Interiors are vitally important in supporting positive mental health.
Presenter and DIY expert Georgina Burnett gives her top interior tips on how to support and maximise positive mental health and wellbeing.
With one in four expected to suffer from a mental illness each year; creating a comfortable, peaceful and personalised space is being recognised as a powerful tool in relieving feelings of anxiety, depression and Seasonal Defective Disorder. New research conducted by National Home Improvement Month has unveiled that currently, 52% of the UK feel uncomfortable in their own homes, 63% feel unsafe and 10% feel embarrassed or ashamed.
Presenter, interior designer, and National Home Improvement Month Ambassador Georgina Burnett provide her top small interior changes, to alleviate stresses and promote positive wellbeing.
Georgina Burnett advises that one of the easiest and most effective interior changes to make is creating a more spacious and simpler environment:
“Your home needs to represent where you want to be or where you want to move towards in life, so you need empowering interiors to propel you forward. The first step must be to declutter, as an organised home means an organised mind”, says Georgina.
“Removing excess clutter from mantelpieces, shelves and the tops of cupboards and storing in attics or under beds creates a minimalistic space that appears larger. The interior instantly becomes a more soothing and relaxing space, losing its overwhelming and demanding aura.”

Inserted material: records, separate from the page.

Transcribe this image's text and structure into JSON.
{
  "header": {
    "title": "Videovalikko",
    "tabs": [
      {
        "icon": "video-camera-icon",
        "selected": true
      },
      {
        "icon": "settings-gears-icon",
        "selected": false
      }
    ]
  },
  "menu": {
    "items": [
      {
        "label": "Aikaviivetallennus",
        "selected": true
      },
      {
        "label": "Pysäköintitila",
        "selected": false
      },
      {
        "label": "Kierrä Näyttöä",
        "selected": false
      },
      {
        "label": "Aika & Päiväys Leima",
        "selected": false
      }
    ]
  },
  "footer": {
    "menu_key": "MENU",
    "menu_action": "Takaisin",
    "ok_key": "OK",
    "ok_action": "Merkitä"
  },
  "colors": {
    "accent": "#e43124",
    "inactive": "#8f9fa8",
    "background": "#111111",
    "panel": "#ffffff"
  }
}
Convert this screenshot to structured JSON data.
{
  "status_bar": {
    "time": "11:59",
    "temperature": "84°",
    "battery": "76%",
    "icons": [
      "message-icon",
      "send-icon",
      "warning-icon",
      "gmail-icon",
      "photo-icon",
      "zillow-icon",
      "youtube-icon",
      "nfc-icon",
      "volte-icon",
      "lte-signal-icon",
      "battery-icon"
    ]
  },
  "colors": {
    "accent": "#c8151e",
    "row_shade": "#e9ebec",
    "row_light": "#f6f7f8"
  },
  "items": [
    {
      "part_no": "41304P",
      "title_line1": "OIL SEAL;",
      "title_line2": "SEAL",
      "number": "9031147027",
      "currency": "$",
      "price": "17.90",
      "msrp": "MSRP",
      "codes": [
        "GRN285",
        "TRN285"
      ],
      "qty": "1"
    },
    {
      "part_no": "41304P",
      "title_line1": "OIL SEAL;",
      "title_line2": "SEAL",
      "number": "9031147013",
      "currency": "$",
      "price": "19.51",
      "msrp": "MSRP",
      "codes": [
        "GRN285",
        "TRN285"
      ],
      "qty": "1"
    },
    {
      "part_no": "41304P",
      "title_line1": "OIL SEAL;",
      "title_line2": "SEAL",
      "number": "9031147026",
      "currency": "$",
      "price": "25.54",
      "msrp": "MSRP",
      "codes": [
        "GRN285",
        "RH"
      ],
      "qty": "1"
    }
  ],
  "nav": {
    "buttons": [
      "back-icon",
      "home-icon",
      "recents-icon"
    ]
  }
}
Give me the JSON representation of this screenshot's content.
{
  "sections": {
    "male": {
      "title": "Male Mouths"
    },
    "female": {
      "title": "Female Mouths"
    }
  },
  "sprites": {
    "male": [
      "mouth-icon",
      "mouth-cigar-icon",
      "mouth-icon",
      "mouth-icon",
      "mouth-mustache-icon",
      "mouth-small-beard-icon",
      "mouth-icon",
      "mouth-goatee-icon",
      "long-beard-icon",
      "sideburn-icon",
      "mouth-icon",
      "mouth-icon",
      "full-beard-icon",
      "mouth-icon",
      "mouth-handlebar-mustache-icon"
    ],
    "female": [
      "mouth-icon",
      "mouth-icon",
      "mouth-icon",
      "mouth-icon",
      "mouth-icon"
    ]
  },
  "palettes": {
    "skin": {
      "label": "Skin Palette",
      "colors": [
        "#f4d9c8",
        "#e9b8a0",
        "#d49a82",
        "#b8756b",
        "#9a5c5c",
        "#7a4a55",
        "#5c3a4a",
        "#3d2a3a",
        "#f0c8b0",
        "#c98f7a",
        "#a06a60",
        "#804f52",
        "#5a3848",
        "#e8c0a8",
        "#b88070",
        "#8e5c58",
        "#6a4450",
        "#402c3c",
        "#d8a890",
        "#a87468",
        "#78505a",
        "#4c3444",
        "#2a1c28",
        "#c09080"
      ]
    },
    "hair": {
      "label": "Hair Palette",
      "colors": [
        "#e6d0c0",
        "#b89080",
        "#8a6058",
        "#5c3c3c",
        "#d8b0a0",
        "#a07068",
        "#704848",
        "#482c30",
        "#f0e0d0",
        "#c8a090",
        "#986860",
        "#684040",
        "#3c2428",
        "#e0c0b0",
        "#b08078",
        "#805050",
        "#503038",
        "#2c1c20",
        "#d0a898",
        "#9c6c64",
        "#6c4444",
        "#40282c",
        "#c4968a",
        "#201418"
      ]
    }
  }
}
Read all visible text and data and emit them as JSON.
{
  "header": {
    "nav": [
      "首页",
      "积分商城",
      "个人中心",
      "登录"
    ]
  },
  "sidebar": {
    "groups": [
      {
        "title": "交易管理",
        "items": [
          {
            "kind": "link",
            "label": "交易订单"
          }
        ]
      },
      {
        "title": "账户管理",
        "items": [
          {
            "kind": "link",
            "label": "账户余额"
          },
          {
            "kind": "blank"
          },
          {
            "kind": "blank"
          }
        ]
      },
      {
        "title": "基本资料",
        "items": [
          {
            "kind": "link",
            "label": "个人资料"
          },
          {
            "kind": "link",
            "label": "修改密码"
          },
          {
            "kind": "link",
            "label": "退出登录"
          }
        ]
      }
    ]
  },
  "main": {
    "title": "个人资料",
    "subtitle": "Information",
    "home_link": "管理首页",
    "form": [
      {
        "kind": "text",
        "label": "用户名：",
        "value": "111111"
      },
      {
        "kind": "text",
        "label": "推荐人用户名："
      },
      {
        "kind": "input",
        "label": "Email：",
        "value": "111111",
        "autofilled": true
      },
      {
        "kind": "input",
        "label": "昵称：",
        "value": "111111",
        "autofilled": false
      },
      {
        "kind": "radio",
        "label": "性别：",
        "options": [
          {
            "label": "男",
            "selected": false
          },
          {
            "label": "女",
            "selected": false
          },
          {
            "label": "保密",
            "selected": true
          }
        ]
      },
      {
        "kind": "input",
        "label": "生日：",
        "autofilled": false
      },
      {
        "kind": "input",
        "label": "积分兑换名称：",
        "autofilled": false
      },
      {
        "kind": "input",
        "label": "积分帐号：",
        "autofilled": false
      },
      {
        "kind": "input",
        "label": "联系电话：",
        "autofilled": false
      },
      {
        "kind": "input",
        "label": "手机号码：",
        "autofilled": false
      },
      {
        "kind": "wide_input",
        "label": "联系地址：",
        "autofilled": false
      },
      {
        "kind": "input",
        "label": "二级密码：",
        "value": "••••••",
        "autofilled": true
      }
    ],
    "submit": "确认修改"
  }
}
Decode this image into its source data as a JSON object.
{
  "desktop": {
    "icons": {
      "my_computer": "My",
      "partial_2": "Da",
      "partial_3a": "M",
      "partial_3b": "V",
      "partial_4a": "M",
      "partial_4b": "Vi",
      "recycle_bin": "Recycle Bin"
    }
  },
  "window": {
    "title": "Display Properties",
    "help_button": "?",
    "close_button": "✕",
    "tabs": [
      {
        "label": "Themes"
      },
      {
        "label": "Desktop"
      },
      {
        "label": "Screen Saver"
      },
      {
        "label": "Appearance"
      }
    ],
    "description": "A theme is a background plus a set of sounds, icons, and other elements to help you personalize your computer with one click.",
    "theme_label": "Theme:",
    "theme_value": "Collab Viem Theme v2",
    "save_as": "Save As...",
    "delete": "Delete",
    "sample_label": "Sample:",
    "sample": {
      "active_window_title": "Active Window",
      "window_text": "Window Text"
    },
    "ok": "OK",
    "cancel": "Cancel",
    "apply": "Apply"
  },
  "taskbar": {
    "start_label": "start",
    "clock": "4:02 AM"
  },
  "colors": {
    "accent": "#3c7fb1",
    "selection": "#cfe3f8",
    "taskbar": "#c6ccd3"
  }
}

Georgina warns that an environment that includes damage or broken furniture can subconsciously impact wellbeing and mood. As Georgina notes: “your furniture may have seen better days. Maybe you have been clinging onto it for far too long. You could replace it and send the old items to charity, or even better upcycle. You would be amazed by what you can do with some chalk paint and decoupage – and it will save you money! Fix anything that is broken. Feng Shui warns us that broken, cracked and faulty items in the home will affect our chi.”
Georgina suggests incorporating plants, flowers, and greenery into interior design to improve wellbeing.
As Georgina describes: “According to many studies, indoor plants have been shown to improve your mood, reduce stress levels, increase productivity, attention span and even pain tolerance.”
“For me, a room isn’t finished until it has at least one plant in it. It’s a great way to soften edges and bring a corner to life. The popularity of house plants has returned in force recently – particularly big leafy plants like the Monstera, mirrored in fashionable wallpapers and fabrics. A deep green plant can not only add depth to the en vogue pastel schemes but can also help your wellbeing. If you want big impact plants though, Schefflera, otherwise known as Umbrella plant, Dracaena, Yukka and Devil’s Ivy (Epipremnum aureum) are all great options for the home. To improve air quality incorporate for Areca Palm (Chrysalidocarpus lutescens), Lady Palm (Rhapis excelsa), Bamboo palm (Chamaedorea seifrizii) or Rubber Plant (Ficus robusta) as these are great for removing formaldehyde, benzene, and carbon monoxide from the air.”
“These days there are some incredible faux plants too which can have a placebo effect on lifting the mood of the less green-fingered amongst us. Very popular at the moment are succulents. These pretty and interesting species take very little care – needing just the odd spritz with a water spray and can make for beautiful displays, even vertical wall art.”
Colour psychology is a fascinating subject and is a really helpful guide for working out which colours will bring about the appropriate mood for a room. Remember that colour is almost as divisive as Brexit though, so it’s a conversation to be had with all members of the household! For example, some people find that yellow lifts their mood, whilst it makes others feel uneasy. I’ve experimented with clients by using a heart rate monitor whilst holding up colour cards in front of them, with astonishing results. So play around with colours and assess how they make you and your family feel – then use what you find to help you choose the appropriate colour scheme for each room.